Stars are massive celestial bodies made of helium and hydrogen. They produce heat and light from nuclear forges located right in their core. When we look at them on a clear evening, they appear as small, sparkling dots in the sky but, there’s so much more to stars than that.
And today, you’ll be mid-blown with the ten most interesting star facts you’ll be reading in this article.
- Bigger and Brighter Than the Sun
Out of 5,000 stars, only a few of them are equally as big and bright as the sun. Out of the brightest 50 stars that are visible to us from the planet Earth, the least bright is one known as the Alpha Centauri. Apparently, it is still 1.5 times more radiant than the sun and is not easily seen from the Northern Hemisphere.
- Dark Nights Don’t Reveal Millions of Stars
There’s actually no such thing as seeing millions of stars at once anywhere, regardless of what commercials and songs may say. Why? Simply put, they’re not close enough or bright enough.
On a good night, with no Moon and far away from any external lights, you might be able to see about 2,500 stars or so. But even this small amount is difficult to see.
- Red Means Cold and Blue Means Hot
If you’ve observed closely, you’ve no doubt noticed red or blue stars in the night sky. And based on the knowledge you’ve received, it’s easy to think that red means hot and blue means cold. Yet, when it comes to stars, it’s the opposite.
When you notice a red star, it actually means it’s at its coolest state, while a blue star indicates it’s at its hottest. Neat, huh.
- Stars Are Black Bodies

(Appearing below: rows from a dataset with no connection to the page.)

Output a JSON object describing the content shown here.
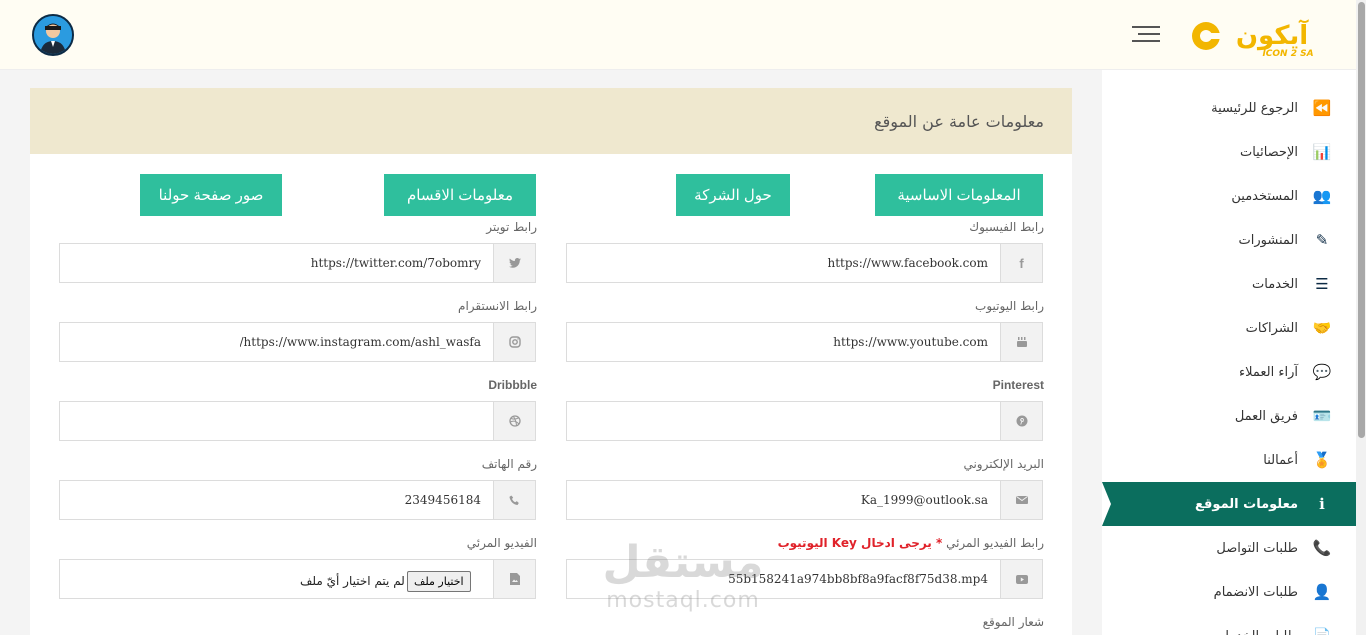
{
  "header": {
    "logo_text": "أيكون",
    "logo_subtext": "ICON 2 SA"
  },
  "sidebar": {
    "items": [
      {
        "label": "الرجوع للرئيسية",
        "icon": "fast-backward-icon",
        "glyph": "⏪"
      },
      {
        "label": "الإحصائيات",
        "icon": "bar-chart-icon",
        "glyph": "📊"
      },
      {
        "label": "المستخدمين",
        "icon": "users-icon",
        "glyph": "👥"
      },
      {
        "label": "المنشورات",
        "icon": "edit-icon",
        "glyph": "✎"
      },
      {
        "label": "الخدمات",
        "icon": "list-icon",
        "glyph": "☰"
      },
      {
        "label": "الشراكات",
        "icon": "handshake-icon",
        "glyph": "🤝"
      },
      {
        "label": "آراء العملاء",
        "icon": "comment-icon",
        "glyph": "💬"
      },
      {
        "label": "فريق العمل",
        "icon": "id-badge-icon",
        "glyph": "🪪"
      },
      {
        "label": "أعمالنا",
        "icon": "award-icon",
        "glyph": "🏅"
      },
      {
        "label": "معلومات الموقع",
        "icon": "info-icon",
        "glyph": "ℹ",
        "active": true
      },
      {
        "label": "طلبات التواصل",
        "icon": "phone-icon",
        "glyph": "📞"
      },
      {
        "label": "طلبات الانضمام",
        "icon": "user-icon",
        "glyph": "👤"
      },
      {
        "label": "طلبات الخدمات",
        "icon": "file-icon",
        "glyph": "📄"
      }
    ]
  },
  "main": {
    "title": "معلومات عامة عن الموقع",
    "tabs": {
      "basic": "المعلومات الاساسية",
      "about": "حول الشركة",
      "sections": "معلومات الاقسام",
      "gallery": "صور صفحة حولنا"
    },
    "fields": {
      "facebook": {
        "label": "رابط الفيسبوك",
        "value": "https://www.facebook.com"
      },
      "twitter": {
        "label": "رابط تويتر",
        "value": "https://twitter.com/7obomry"
      },
      "youtube": {
        "label": "رابط اليوتيوب",
        "value": "https://www.youtube.com"
      },
      "instagram": {
        "label": "رابط الانستقرام",
        "value": "https://www.instagram.com/ashl_wasfa/"
      },
      "pinterest": {
        "label": "Pinterest",
        "value": ""
      },
      "dribbble": {
        "label": "Dribbble",
        "value": ""
      },
      "email": {
        "label": "البريد الإلكتروني",
        "value": "Ka_1999@outlook.sa"
      },
      "phone": {
        "label": "رقم الهاتف",
        "value": "2349456184"
      },
      "video_link": {
        "label": "رابط الفيديو المرئي",
        "note": "* يرجى ادخال Key اليوتيوب",
        "value": "55b158241a974bb8bf8a9facf8f75d38.mp4"
      },
      "video_file": {
        "label": "الفيديو المرئي",
        "button": "اختيار ملف",
        "status": "لم يتم اختيار أيّ ملف"
      },
      "logo": {
        "label": "شعار الموقع"
      }
    }
  },
  "watermark": {
    "ar": "مستقل",
    "en": "mostaql.com"
  },
  "colors": {
    "accent": "#2fbf9d",
    "sidebar_active": "#0b6e5e",
    "card_header": "#efe8cf"
  }
}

A black body is a matter or object that absorbs 100 percent of electromagnetic radiation, such as light and radio waves, and stars are known to be perfect absorbers. Therefore, any radiation that falls on the star is not only absorbed by it but is also radiated back into space with more than what it absorbed!

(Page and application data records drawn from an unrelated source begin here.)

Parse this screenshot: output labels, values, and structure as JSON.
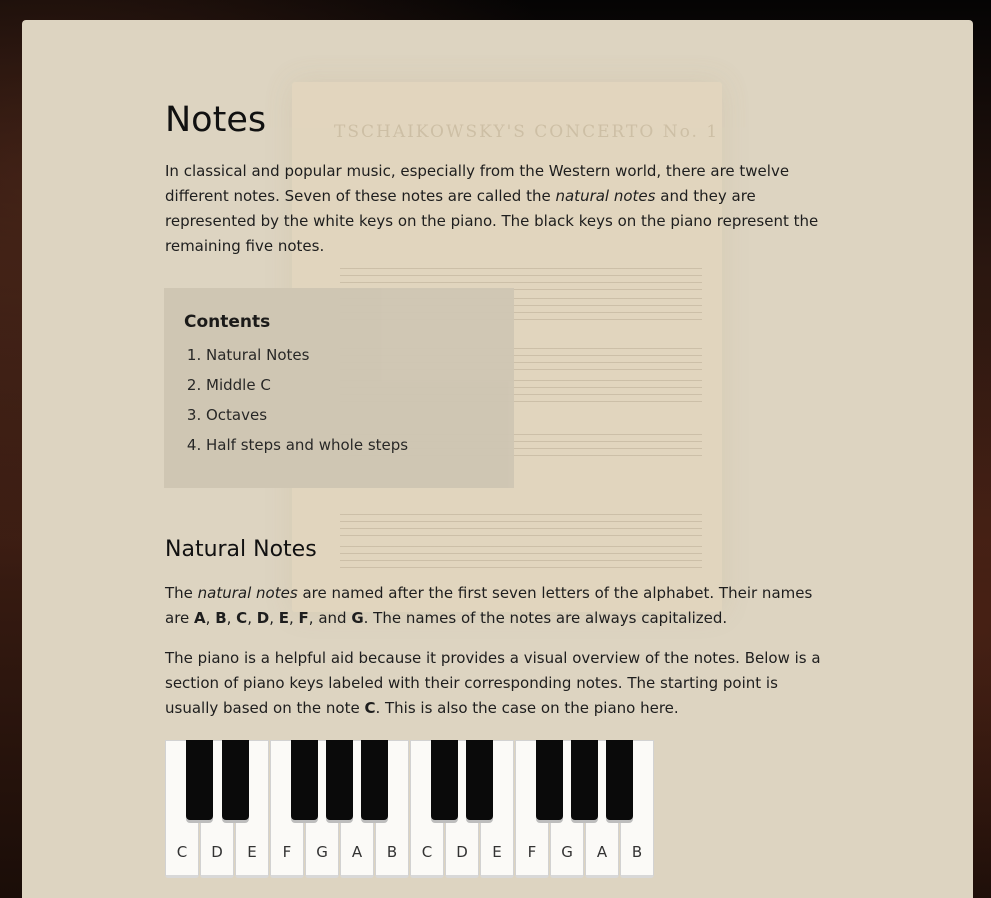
{
  "page": {
    "title": "Notes",
    "intro": {
      "p1": "In classical and popular music, especially from the Western world, there are twelve different notes. Seven of these notes are called the ",
      "em": "natural notes",
      "p2": " and they are represented by the white keys on the piano. The black keys on the piano represent the remaining five notes."
    },
    "background_sheet": {
      "title": "TSCHAIKOWSKY'S CONCERTO No. 1"
    }
  },
  "toc": {
    "title": "Contents",
    "items": [
      "Natural Notes",
      "Middle C",
      "Octaves",
      "Half steps and whole steps"
    ]
  },
  "natural_notes": {
    "heading": "Natural Notes",
    "para1": {
      "a": "The ",
      "em": "natural notes",
      "b": " are named after the first seven letters of the alphabet. Their names are ",
      "n1": "A",
      "s1": ", ",
      "n2": "B",
      "s2": ", ",
      "n3": "C",
      "s3": ", ",
      "n4": "D",
      "s4": ", ",
      "n5": "E",
      "s5": ", ",
      "n6": "F",
      "s6": ", and ",
      "n7": "G",
      "c": ". The names of the notes are always capitalized."
    },
    "para2": {
      "a": "The piano is a helpful aid because it provides a visual overview of the notes. Below is a section of piano keys labeled with their corresponding notes. The starting point is usually based on the note ",
      "b": "C",
      "c": ". This is also the case on the piano here."
    }
  },
  "piano": {
    "white_keys": [
      "C",
      "D",
      "E",
      "F",
      "G",
      "A",
      "B",
      "C",
      "D",
      "E",
      "F",
      "G",
      "A",
      "B"
    ]
  }
}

- No Such Thing as Green Stars
There are rumors of stars that seem to be green, such as Beta Librae. However, most observers don’t really see any green shades on the stars, except due to the optical effect of their telescope. Stars do emit a spectrum of various colors, including green but, the human eye and brain barely mix the colors together in a way that ever comes out green.

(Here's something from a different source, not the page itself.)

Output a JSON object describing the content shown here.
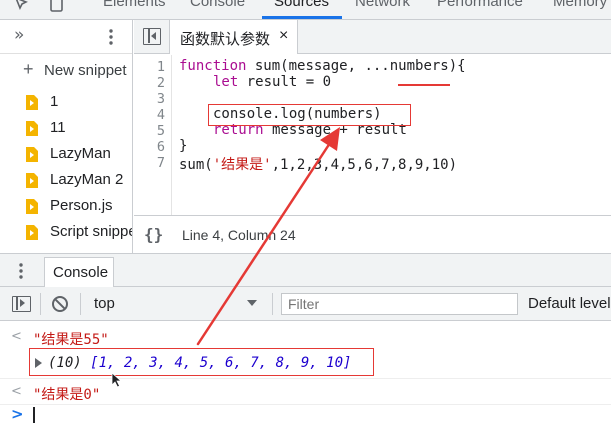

So, in other words, as far as the human eye can tell, there is no such thing as green stars.
- The Sun is a Green Star
The temperature of a star is related to the color of the predominant wavelength emission. The sun’s surface temperature is approximately 500 nanometers, which is a green-bluish. Yet, as you’ve already learned, when it comes to the human’s eye and its interpretation of color, the sun appears to radiate a yellow-white color.
- The Sun is a Dwarf Star
Have you ever heard of a dwarf star? There are terms used to measure or represent the stages or the age of stars, such as “giants,” “supergiants,” and “dwarfs.” The stars that are in the long, most mature stages of evolution are known as “dwarf stars.”
Dwarf stars are much smaller than giants and supergiants, and technically, the sun is considered a dwarf star. In fact, one of the sun’s nicknames is “Yellow Dwarf.”
- Stars Don’t Actually Twinkle
Stars do seem like the twinkle, especially when they’re close to the horizon. A particular star called Sirius appears to flash and twinkle so much that people have confused it with a possible UFO. However, the twinkling effect we see is not something that the stars do but rather is due to the Earth’s atmosphere.
When the light from a star shines through the atmosphere, it travels through several layers of different densities. This causes a to deflect the light slightly. Eventually, your eyes meet the light, and each time it deflects, it causes it to change in color and intensity, resulting in the twinkling effect you love so much.
- About 20 Quadrillion Miles are Visible to Your Eye
How cool is it to know that on a good night, you’re able to see 19,000,000,000,000,000 miles of stars? This is the distance of a bright star known as Deneb, and it’s bright enough to see from anywhere in the Northern Hemisphere. Even certain galaxies such as the Triangulum Galaxy can be seen under special conditions, like a telescope under 200, and it’s a good 18 quintillion miles away!
- Black Holes Do Not Suck
For as long as you can recall, whether in a book or on a show, black holes are described as holes that have a “sucking” effect and absorb everything around them. People are afraid that a black hole might appear near enough to suck us and everything we know.
But you don’t have to worry because there is no suction involved when it comes to black holes. Actually, matter is drawn into the black hole by a gravitational attraction. In other words, the process can be described as when a fisher pulls in a fish he caught with its rod.
Interesting Star Facts—Revealed
When it comes to space, people might have a misconception of how things actually are. Yet, learning these fun star facts no doubt cleared things up and probably left you with more eagerness to learn! If so, keep exploring our website!